My wife agreed that the potatoes were smoother and not gummy, but I think she was being generous of the watery mess that was there as we went to eat! The potatoes were definitely sweeter than the control, but I think the enzyme broke down far too much of the starch to still be considered a potato purée. I write simply to caution other readers that the type of potato and amount of malt powder to use will take some experimentation; don’t try this recipe out on guests before making it a few times yourself.
I can’t wait to use what I learned about tempering chocolate in my next batch of truffles, and I ask that you keep the articles on food chemistry coming. My kitchen is just another scientific laboratory waiting for experiments.
Jerome Ferrance MRSC
Response from Editor: We’re glad you’re enjoying the series. We try out all the recipes ourselves with our resident expert Yuandi Li – some with more success than others. We had a similar experience with malt powder and potato; we found it was much more effective with sweet potato instead. You can follow our progress (including our recent marshmallow disaster) here.
A significant problem
The article on Sers was informative and interesting. However, the detection limits quoted for melamine and glyphosate are not presented in accordance with current practice.
The limit of detection is invariably defined as a 95% probability of detection when the analyte is actually present (a 5% probability of a false negative). The value of a detection limit for melamine of 0.126ppm implies, through the three significant figures given, an uncertainty of +/– 0.001ppm, hence a true detection limit of 0.003 +/– 0.002ppm.
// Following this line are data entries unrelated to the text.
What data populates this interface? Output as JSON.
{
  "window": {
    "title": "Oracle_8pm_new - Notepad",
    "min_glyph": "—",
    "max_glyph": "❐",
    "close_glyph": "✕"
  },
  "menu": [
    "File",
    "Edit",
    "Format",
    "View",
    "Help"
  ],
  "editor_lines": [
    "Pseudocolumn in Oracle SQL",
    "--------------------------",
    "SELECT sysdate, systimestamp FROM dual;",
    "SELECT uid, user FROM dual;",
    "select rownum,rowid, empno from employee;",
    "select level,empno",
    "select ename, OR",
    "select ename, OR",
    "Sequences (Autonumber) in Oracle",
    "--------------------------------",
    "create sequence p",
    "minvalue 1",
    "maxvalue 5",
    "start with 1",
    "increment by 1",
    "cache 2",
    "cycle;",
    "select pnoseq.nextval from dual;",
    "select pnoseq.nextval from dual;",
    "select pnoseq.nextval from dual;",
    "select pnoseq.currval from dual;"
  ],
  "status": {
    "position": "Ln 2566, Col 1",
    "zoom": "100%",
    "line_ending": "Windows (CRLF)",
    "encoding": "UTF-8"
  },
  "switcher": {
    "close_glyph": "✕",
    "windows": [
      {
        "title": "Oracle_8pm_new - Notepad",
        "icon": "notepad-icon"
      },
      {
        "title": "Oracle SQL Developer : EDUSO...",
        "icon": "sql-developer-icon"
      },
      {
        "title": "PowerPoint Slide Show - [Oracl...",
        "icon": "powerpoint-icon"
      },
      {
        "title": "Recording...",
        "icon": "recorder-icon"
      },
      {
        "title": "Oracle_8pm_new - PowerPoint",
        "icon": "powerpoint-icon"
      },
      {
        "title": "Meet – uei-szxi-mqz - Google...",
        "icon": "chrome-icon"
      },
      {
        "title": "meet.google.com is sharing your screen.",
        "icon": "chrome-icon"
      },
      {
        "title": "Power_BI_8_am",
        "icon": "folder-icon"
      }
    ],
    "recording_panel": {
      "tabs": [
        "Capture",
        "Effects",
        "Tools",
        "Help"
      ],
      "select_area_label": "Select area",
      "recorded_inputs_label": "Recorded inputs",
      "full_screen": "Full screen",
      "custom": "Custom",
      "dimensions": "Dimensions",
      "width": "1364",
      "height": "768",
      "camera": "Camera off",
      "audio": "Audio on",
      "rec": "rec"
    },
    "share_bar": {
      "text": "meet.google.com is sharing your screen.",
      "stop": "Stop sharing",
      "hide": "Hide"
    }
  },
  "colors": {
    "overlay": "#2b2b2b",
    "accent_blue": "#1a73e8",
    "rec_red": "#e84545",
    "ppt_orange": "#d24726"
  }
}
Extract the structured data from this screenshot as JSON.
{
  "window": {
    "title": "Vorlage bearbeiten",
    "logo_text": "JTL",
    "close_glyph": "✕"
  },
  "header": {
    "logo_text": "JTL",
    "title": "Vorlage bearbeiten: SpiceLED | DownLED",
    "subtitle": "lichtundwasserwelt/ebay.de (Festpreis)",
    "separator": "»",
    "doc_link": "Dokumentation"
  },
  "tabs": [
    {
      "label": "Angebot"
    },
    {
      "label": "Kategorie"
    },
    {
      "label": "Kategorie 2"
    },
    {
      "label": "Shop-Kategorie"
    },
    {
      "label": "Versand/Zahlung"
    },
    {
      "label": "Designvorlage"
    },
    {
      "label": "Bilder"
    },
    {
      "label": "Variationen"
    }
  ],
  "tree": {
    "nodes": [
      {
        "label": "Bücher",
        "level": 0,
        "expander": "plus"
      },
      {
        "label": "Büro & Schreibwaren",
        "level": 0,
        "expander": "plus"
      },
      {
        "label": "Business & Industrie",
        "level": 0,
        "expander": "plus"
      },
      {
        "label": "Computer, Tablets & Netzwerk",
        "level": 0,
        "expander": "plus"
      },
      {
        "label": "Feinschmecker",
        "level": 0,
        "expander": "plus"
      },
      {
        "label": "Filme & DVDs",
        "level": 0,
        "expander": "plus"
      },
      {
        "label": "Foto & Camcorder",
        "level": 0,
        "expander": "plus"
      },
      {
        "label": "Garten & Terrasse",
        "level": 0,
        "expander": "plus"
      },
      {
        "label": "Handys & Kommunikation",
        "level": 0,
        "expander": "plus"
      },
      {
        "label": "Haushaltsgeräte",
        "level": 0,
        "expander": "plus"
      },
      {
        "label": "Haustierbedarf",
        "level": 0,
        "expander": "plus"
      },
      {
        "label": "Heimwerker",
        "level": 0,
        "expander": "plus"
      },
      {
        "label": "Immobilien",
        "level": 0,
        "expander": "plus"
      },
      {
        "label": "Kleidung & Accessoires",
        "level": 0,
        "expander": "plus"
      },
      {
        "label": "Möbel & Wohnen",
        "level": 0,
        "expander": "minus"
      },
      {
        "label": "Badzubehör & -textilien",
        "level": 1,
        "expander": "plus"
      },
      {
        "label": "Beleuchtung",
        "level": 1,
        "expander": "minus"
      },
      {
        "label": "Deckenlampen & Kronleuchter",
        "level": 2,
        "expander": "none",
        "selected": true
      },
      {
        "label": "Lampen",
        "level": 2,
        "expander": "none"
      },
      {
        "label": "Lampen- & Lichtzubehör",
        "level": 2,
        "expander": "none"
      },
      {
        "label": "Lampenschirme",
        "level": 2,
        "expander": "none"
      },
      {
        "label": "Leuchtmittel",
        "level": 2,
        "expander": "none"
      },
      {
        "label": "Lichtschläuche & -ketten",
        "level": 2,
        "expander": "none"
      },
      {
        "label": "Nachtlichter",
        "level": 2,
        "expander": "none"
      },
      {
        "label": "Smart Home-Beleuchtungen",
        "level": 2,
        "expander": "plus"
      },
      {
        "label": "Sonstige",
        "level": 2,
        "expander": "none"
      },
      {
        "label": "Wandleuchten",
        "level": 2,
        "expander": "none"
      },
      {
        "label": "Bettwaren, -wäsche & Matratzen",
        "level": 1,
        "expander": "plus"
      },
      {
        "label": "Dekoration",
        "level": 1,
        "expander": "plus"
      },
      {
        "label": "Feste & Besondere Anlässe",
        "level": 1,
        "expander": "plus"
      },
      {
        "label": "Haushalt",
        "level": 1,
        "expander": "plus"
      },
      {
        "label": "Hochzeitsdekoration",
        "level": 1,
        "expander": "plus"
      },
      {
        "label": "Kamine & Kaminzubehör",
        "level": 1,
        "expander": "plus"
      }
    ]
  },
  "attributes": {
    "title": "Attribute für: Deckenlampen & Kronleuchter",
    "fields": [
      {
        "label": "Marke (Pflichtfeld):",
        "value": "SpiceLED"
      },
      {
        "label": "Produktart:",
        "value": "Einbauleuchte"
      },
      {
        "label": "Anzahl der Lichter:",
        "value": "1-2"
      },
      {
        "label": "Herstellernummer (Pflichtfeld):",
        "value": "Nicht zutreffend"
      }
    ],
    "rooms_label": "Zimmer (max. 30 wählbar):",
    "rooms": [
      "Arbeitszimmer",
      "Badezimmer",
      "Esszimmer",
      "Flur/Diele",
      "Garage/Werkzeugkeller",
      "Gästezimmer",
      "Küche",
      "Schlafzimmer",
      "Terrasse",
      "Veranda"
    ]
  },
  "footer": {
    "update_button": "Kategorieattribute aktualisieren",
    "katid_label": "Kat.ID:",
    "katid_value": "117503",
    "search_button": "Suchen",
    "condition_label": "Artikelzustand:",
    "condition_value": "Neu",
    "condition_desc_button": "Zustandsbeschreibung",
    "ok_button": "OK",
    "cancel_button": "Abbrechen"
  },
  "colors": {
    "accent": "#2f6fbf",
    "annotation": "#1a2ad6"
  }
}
Both detection limits quoted (for melamine and glyphosate) suffer from an excess of significant figures and no clearly stated uncertainty, which does not allow the merit of the values to be judged. If the minimum detected levels had been quoted as, for example, 0.13 +/– 0.8 for melamine and 0.84 +/– 0.58 for glyphosate, a much more informative indication of the capability of the technique would have been given.
Robert Crafts CChem MRSC
Thomas Grimley, who died aged 93 in January 2016, was widely regarded as the father of theoretical surface science. He made major contributions to our understanding of chemisorption and catalysis, which in turn lead to the modern age of computational chemistry.
After his PhD at the University of Bristol (his supervisor was Nobel prize winner Nevill Mott), Grimley moved to Liverpool University, where he remained throughout his career. His pioneering papers on chemisorption provided seminal results and ideas, including the role of itinerant electrons and of electronic resonant and discrete states in the surface bond; the notion of an embedded cluster; and the need for a self-consistent approach and the innovative use of the field theory in adsorption. His work had an enormous influence on surface science, and his opinion was held in great esteem around the world.
I began working with Grimley as a post-doctoral fellow in 1974, studying non-adiabatic processes in chemisorption. Our collaboration continued after he retired; he never stopped working and spent time on scientific problems every day until his death.
Everyone will remember Grimley as an extremely bright scientist. He could model a scientific problem quickly and come to an approximate solution containing the essential effects. He also fully appreciated the importance of computation, wrote his own codes and supervised the numerical work of his postdocs. Grimley liked a rather secluded life devoted to study and thinking, and his honesty and integrity were exemplary. He shaped my scientific career by emphasising dedication to studies and critical assessment of one’s results.
I will miss this great scientist.
Gian Paolo Brivio
Università di Milano-Bicocca, Italy